That person, today, in this current climate, has said, “This has always mattered to me, and black lives have always mattered.” She’s having to defend herself because, in the beginning, her stance wasn’t clear. Not just her public statements, but her digital footprint, business, track record. People [looking to partner with you] don’t just look at what you posted in the last two weeks, they go back down your feed. They go back and look at your old tweets from your personal Twitter account, screenshot them, and circulate them.
We, as black content creators, get a lot of backlash, too, from other black people who consume our content if we work with brands that are not diverse. We get called out, too. Part of my vetting process when working with brands is reviewing your social media account and also searching employees on LinkedIn. As an influencer, you don’t see me with every other post sponsored or swipe up for this or use my code for this. I mix in a lot of what I want to post organically because I will get backlash. There must be a balance.
There are so many brands that are just not doing it right. I don’t even want to work with them. This is my fourth year of doing influencer marketing. I don’t want all those four years that I worked hard for to go under because I chose to work with a brand that didn’t value diversity and, therefore, my audience felt like I just did it for a check.

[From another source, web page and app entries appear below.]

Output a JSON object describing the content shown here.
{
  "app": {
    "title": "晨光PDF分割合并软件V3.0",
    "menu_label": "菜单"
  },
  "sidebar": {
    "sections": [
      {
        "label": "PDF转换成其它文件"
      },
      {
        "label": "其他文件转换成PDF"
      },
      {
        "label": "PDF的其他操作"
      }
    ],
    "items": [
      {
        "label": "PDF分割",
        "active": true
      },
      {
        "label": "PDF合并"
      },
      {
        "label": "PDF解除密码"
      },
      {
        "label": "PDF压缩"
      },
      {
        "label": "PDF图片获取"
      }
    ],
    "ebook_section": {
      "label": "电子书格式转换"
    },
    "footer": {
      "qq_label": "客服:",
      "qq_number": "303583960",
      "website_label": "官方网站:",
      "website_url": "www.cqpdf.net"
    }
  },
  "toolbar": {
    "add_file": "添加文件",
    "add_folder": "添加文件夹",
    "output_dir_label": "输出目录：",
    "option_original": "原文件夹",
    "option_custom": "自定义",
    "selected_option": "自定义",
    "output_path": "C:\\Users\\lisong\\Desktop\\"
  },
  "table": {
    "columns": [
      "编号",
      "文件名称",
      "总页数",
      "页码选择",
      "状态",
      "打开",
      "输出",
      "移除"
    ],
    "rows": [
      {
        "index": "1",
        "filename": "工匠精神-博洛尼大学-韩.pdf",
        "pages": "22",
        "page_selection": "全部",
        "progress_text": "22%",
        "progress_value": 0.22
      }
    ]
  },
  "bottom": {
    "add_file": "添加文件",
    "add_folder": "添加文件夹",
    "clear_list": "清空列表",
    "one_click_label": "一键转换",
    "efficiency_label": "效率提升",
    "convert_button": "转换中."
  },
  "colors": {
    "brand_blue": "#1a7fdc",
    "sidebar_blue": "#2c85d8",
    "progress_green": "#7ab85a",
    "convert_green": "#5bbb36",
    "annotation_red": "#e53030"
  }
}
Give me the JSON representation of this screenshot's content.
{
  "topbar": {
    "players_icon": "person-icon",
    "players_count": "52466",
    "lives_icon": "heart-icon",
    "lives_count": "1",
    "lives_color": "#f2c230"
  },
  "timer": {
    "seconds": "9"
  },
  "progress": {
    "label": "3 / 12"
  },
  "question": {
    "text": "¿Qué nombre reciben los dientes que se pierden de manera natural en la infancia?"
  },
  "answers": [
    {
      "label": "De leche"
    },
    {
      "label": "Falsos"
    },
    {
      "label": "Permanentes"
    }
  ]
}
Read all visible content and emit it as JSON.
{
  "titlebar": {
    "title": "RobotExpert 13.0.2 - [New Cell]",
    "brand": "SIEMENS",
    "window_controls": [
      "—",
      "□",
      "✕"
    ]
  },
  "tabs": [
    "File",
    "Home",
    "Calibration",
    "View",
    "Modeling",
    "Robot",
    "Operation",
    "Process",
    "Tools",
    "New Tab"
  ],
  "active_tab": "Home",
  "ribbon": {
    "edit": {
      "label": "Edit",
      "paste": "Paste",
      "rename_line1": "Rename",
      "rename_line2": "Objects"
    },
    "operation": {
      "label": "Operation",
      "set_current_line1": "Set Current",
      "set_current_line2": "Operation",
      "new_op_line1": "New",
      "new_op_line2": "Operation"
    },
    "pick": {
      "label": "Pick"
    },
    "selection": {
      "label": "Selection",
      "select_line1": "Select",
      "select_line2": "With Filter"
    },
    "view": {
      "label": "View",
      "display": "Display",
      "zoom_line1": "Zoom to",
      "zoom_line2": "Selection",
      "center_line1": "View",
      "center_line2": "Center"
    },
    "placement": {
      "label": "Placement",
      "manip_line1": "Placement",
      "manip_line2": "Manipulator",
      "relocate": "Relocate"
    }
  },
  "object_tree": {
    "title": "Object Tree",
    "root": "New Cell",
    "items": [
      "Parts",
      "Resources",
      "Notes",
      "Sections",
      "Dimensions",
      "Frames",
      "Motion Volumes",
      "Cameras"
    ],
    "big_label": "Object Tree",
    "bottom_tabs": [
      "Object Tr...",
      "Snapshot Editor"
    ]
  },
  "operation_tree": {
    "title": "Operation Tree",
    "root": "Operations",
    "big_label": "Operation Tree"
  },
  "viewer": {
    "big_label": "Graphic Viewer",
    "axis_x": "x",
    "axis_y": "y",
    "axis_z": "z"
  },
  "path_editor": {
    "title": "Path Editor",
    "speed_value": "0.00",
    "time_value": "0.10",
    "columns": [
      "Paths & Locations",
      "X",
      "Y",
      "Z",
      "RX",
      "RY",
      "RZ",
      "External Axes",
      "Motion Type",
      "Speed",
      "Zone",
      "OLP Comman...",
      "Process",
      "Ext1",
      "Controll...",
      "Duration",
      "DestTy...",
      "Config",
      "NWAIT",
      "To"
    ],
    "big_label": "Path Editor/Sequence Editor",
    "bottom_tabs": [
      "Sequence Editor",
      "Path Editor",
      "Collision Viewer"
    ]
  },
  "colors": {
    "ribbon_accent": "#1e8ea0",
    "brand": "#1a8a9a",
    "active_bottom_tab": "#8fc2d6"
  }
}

Brands need to take a stance. If they want to do it right, they just need to say, “This is where we stand. We don’t condone racism. If you’re someone who is racist, you’re not our ideal customer. Maybe we’re not the brand for you. This is what we’re going to do, so it’s either hop on board or find another ship.”

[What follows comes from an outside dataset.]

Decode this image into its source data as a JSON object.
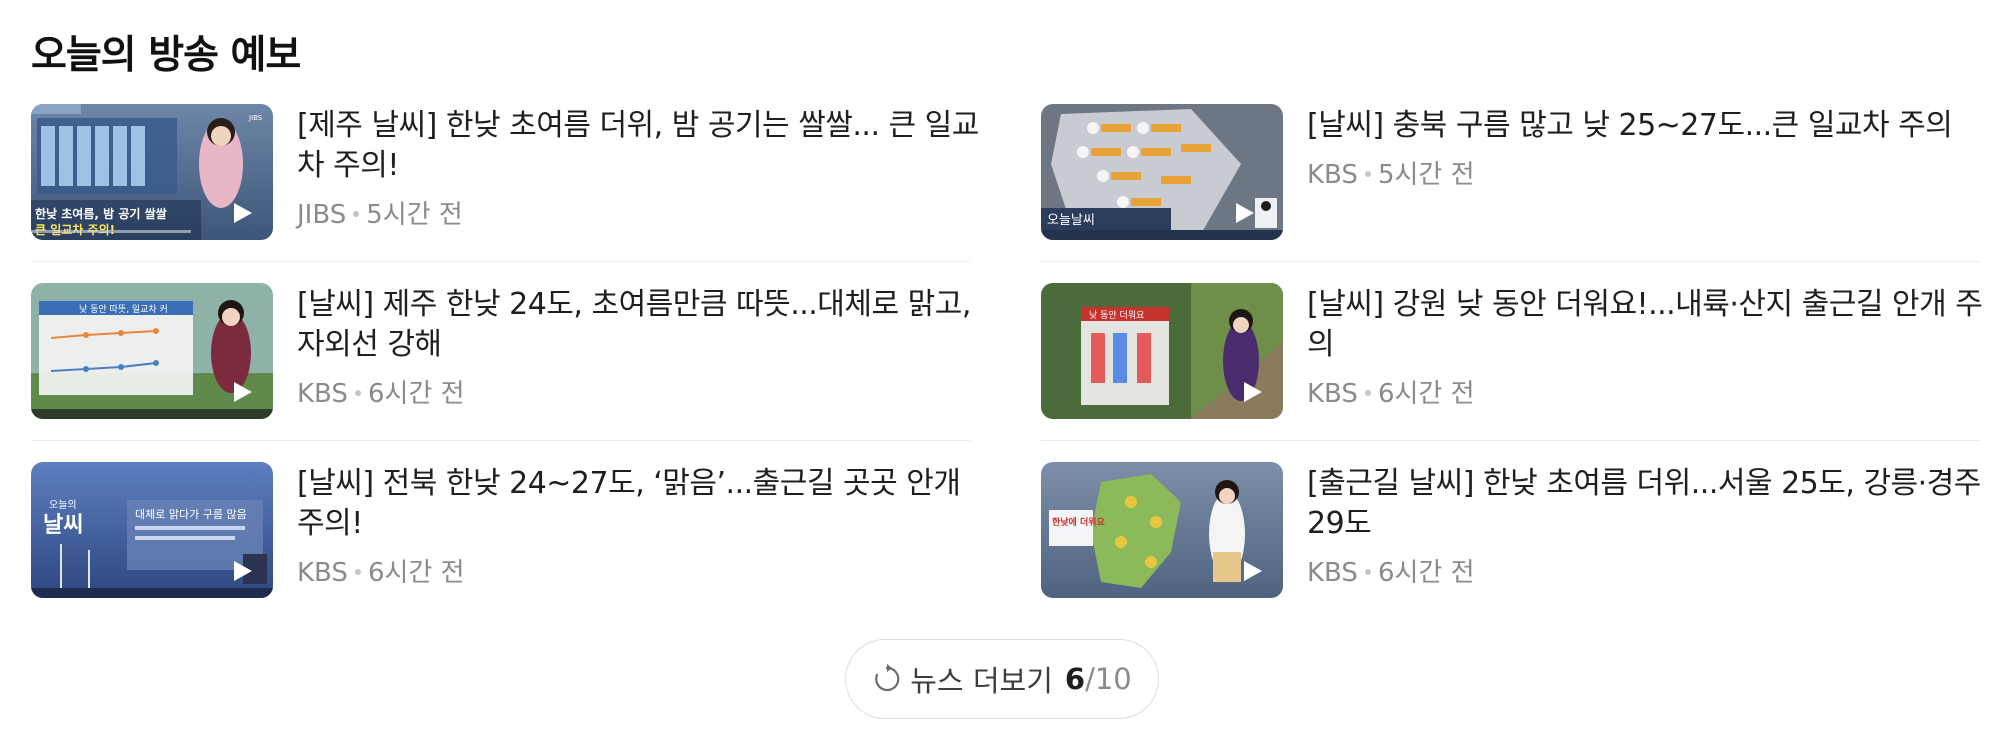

Everybody can’t take on every cause. I understand that, but it’s also interesting to watch people who were very vocal about certain topics just drop off the face of the earth, haven’t posted all week, just silent and still continuing to talk about [other issues]. And it’s like, you have a large audience. I don’t think these brands realize that they have a large minority audience, and we want to feel heard, too, and we don’t feel heard or represented. If you’re a white woman, you have a white family, I don’t expect you to go find black folks to go pose with online. That’s not what I’m saying, but, when it comes to issues like Black Lives Matter, just say, “I know I have a lot of minorities that do follow me. I stand with you guys. I acknowledge you. This is not right.” That’s it. That’s all you have to say, and just keep it moving. We can all do better.